Thin Blue Lies: How Pretextual Stops Undermine Police Legitimacy
Jonathan Blanks joins us for a discussion about police stops and the Fourth Amendment. Is there a war on cops?
What’s a pretextual police stop? When do police need your consent to a search, and are these searches unconstitutional?
Jonathan Blanks joins us this week to share his findings on how police searches disproportionately affect minorities.
Show Notes and Further Reading
Jonathan Blanks’s “Thin Blue Lies: How Pretextual Stops Undermine Police Legitimacy” appears in Volume 66, Issue 4 of the Case Western Reserve Law Review.
Here’s a previous Free Thoughts episode with Blanks on police misconduct. Listeners may also be interested in this Free Thoughts episode with Adam Bates and Matthew Feeney on how new technologies are changing law enforcement.
Blanks mentions this article by George L. Kelling and James Q. Wilson in the March 1982 issue of The Atlantic, which originated the “broken windows” theory of policing.

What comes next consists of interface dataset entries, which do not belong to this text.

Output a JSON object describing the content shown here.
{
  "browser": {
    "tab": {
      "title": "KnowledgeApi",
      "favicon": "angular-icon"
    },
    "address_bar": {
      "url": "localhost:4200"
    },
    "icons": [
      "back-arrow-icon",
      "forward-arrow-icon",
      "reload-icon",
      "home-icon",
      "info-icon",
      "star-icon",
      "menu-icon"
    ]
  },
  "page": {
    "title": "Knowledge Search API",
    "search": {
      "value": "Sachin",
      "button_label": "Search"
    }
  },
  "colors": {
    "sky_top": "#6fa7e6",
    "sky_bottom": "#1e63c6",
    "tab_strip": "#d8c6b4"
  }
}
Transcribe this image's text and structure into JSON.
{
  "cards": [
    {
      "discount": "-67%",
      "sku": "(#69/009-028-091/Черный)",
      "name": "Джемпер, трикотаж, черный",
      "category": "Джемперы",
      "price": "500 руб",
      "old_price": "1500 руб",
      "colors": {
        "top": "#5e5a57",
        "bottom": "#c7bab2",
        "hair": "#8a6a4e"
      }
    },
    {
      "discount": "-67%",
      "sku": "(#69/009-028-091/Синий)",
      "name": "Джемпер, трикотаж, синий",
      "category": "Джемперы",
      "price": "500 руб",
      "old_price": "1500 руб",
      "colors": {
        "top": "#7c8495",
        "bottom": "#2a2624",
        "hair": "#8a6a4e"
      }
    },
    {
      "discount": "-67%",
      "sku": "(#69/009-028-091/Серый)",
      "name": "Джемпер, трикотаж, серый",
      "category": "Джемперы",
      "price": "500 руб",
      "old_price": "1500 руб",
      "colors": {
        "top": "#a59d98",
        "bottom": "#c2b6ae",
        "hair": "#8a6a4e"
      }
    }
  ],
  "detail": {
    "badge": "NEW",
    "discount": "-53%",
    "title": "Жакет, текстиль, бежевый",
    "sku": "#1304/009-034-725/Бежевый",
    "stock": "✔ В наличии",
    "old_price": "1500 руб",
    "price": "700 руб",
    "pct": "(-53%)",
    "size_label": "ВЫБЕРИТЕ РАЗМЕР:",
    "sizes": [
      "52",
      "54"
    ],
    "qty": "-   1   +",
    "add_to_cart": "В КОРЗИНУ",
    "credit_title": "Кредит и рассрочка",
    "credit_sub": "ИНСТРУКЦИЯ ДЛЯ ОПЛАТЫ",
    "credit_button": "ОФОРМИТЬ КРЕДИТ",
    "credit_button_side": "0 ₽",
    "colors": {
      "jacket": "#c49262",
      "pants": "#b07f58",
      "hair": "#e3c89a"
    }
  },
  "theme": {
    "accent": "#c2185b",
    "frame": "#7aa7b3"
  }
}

Aaron mentions watching the 1971 Don Siegel film Dirty Harry, starring Clint Eastwood.